Data records for software interfaces
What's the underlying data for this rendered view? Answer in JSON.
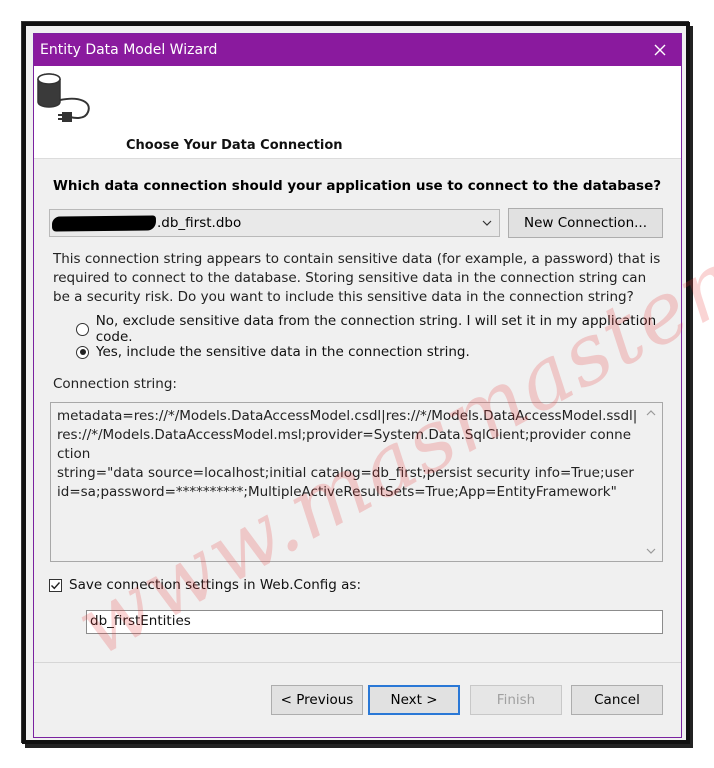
{
  "window": {
    "title": "Entity Data Model Wizard",
    "close_icon": "close-icon"
  },
  "header": {
    "title": "Choose Your Data Connection",
    "icon": "database-connection-icon"
  },
  "main": {
    "question": "Which data connection should your application use to connect to the database?",
    "connection_select": {
      "selected_value": ".db_first.dbo"
    },
    "new_connection_label": "New Connection...",
    "warning_text": "This connection string appears to contain sensitive data (for example, a password) that is required to connect to the database. Storing sensitive data in the connection string can be a security risk. Do you want to include this sensitive data in the connection string?",
    "radio_options": [
      {
        "label": "No, exclude sensitive data from the connection string. I will set it in my application code.",
        "checked": false
      },
      {
        "label": "Yes, include the sensitive data in the connection string.",
        "checked": true
      }
    ],
    "connection_string_label": "Connection string:",
    "connection_string": "metadata=res://*/Models.DataAccessModel.csdl|res://*/Models.DataAccessModel.ssdl|\nres://*/Models.DataAccessModel.msl;provider=System.Data.SqlClient;provider connection\nstring=\"data source=localhost;initial catalog=db_first;persist security info=True;user\nid=sa;password=**********;MultipleActiveResultSets=True;App=EntityFramework\"",
    "save_settings": {
      "label": "Save connection settings in Web.Config as:",
      "checked": true
    },
    "entities_name": "db_firstEntities"
  },
  "footer": {
    "previous_label": "< Previous",
    "next_label": "Next >",
    "finish_label": "Finish",
    "cancel_label": "Cancel"
  },
  "watermark": "www.masmaster.com",
  "colors": {
    "titlebar": "#8a1a9e",
    "accent": "#2a78d6",
    "watermark": "#e63c3c"
  }
}
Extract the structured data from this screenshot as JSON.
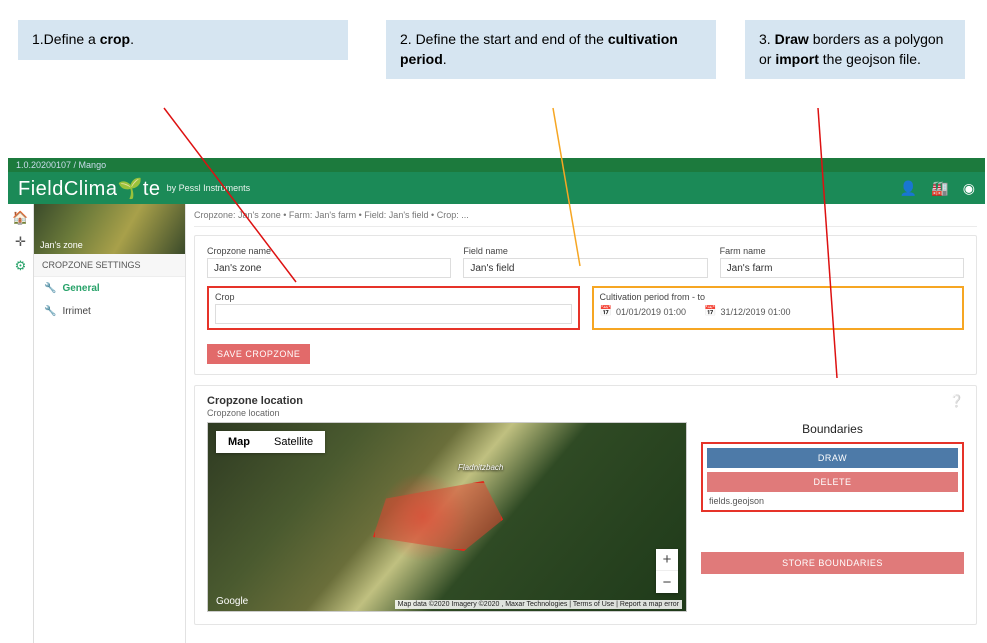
{
  "annotations": {
    "a1_pre": "1.Define a ",
    "a1_b": "crop",
    "a1_post": ".",
    "a2_pre": "2. Define the start and end of the ",
    "a2_b": "cultivation period",
    "a2_post": ".",
    "a3_pre": "3. ",
    "a3_b1": "Draw",
    "a3_mid": " borders as a polygon or ",
    "a3_b2": "import",
    "a3_post": " the geojson file."
  },
  "app": {
    "version": "1.0.20200107 / Mango",
    "brand": "FieldClima",
    "brand_suffix": "te",
    "brand_sub": "by Pessl Instruments",
    "breadcrumb": "Cropzone: Jan's zone • Farm: Jan's farm • Field: Jan's field • Crop: ..."
  },
  "sidebar": {
    "hero": "Jan's zone",
    "section": "CROPZONE SETTINGS",
    "items": [
      {
        "icon": "🔧",
        "label": "General"
      },
      {
        "icon": "🔧",
        "label": "Irrimet"
      }
    ]
  },
  "form": {
    "cropzone_label": "Cropzone name",
    "cropzone_value": "Jan's zone",
    "field_label": "Field name",
    "field_value": "Jan's field",
    "farm_label": "Farm name",
    "farm_value": "Jan's farm",
    "crop_label": "Crop",
    "cult_label": "Cultivation period from - to",
    "cult_from": "01/01/2019 01:00",
    "cult_to": "31/12/2019 01:00",
    "save": "SAVE CROPZONE"
  },
  "location": {
    "title": "Cropzone location",
    "sub": "Cropzone location",
    "map_tab": "Map",
    "sat_tab": "Satellite",
    "road_label": "Fladnitzbach",
    "attr": "Google",
    "attr2": "Map data ©2020 Imagery ©2020 , Maxar Technologies | Terms of Use | Report a map error"
  },
  "boundaries": {
    "title": "Boundaries",
    "draw": "DRAW",
    "delete": "DELETE",
    "file": "fields.geojson",
    "store": "STORE BOUNDARIES"
  },
  "colors": {
    "accent": "#1b8a57",
    "danger": "#e07a7a",
    "draw": "#4d7aa8",
    "highlight_red": "#e63329",
    "highlight_orange": "#f6a623"
  }
}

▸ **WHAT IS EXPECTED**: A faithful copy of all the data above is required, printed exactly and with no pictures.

▸ **SOLVED EXERCISE**:
What's the underlying data for this rendered view? Answer in JSON.
{
  "window": {
    "title": "Entity Data Model Wizard",
    "close_icon": "close-icon"
  },
  "header": {
    "title": "Choose Your Data Connection",
    "icon": "database-connection-icon"
  },
  "main": {
    "question": "Which data connection should your application use to connect to the database?",
    "connection_select": {
      "selected_value": ".db_first.dbo"
    },
    "new_connection_label": "New Connection...",
    "warning_text": "This connection string appears to contain sensitive data (for example, a password) that is required to connect to the database. Storing sensitive data in the connection string can be a security risk. Do you want to include this sensitive data in the connection string?",
    "radio_options": [
      {
        "label": "No, exclude sensitive data from the connection string. I will set it in my application code.",
        "checked": false
      },
      {
        "label": "Yes, include the sensitive data in the connection string.",
        "checked": true
      }
    ],
    "connection_string_label": "Connection string:",
    "connection_string": "metadata=res://*/Models.DataAccessModel.csdl|res://*/Models.DataAccessModel.ssdl|\nres://*/Models.DataAccessModel.msl;provider=System.Data.SqlClient;provider connection\nstring=\"data source=localhost;initial catalog=db_first;persist security info=True;user\nid=sa;password=**********;MultipleActiveResultSets=True;App=EntityFramework\"",
    "save_settings": {
      "label": "Save connection settings in Web.Config as:",
      "checked": true
    },
    "entities_name": "db_firstEntities"
  },
  "footer": {
    "previous_label": "< Previous",
    "next_label": "Next >",
    "finish_label": "Finish",
    "cancel_label": "Cancel"
  },
  "watermark": "www.masmaster.com",
  "colors": {
    "titlebar": "#8a1a9e",
    "accent": "#2a78d6",
    "watermark": "#e63c3c"
  }
}
Extract the structured data from this screenshot as JSON.
{
  "annotations": {
    "a1_pre": "1.Define a ",
    "a1_b": "crop",
    "a1_post": ".",
    "a2_pre": "2. Define the start and end of the ",
    "a2_b": "cultivation period",
    "a2_post": ".",
    "a3_pre": "3. ",
    "a3_b1": "Draw",
    "a3_mid": " borders as a polygon or ",
    "a3_b2": "import",
    "a3_post": " the geojson file."
  },
  "app": {
    "version": "1.0.20200107 / Mango",
    "brand": "FieldClima",
    "brand_suffix": "te",
    "brand_sub": "by Pessl Instruments",
    "breadcrumb": "Cropzone: Jan's zone • Farm: Jan's farm • Field: Jan's field • Crop: ..."
  },
  "sidebar": {
    "hero": "Jan's zone",
    "section": "CROPZONE SETTINGS",
    "items": [
      {
        "icon": "🔧",
        "label": "General"
      },
      {
        "icon": "🔧",
        "label": "Irrimet"
      }
    ]
  },
  "form": {
    "cropzone_label": "Cropzone name",
    "cropzone_value": "Jan's zone",
    "field_label": "Field name",
    "field_value": "Jan's field",
    "farm_label": "Farm name",
    "farm_value": "Jan's farm",
    "crop_label": "Crop",
    "cult_label": "Cultivation period from - to",
    "cult_from": "01/01/2019 01:00",
    "cult_to": "31/12/2019 01:00",
    "save": "SAVE CROPZONE"
  },
  "location": {
    "title": "Cropzone location",
    "sub": "Cropzone location",
    "map_tab": "Map",
    "sat_tab": "Satellite",
    "road_label": "Fladnitzbach",
    "attr": "Google",
    "attr2": "Map data ©2020 Imagery ©2020 , Maxar Technologies | Terms of Use | Report a map error"
  },
  "boundaries": {
    "title": "Boundaries",
    "draw": "DRAW",
    "delete": "DELETE",
    "file": "fields.geojson",
    "store": "STORE BOUNDARIES"
  },
  "colors": {
    "accent": "#1b8a57",
    "danger": "#e07a7a",
    "draw": "#4d7aa8",
    "highlight_red": "#e63329",
    "highlight_orange": "#f6a623"
  }
}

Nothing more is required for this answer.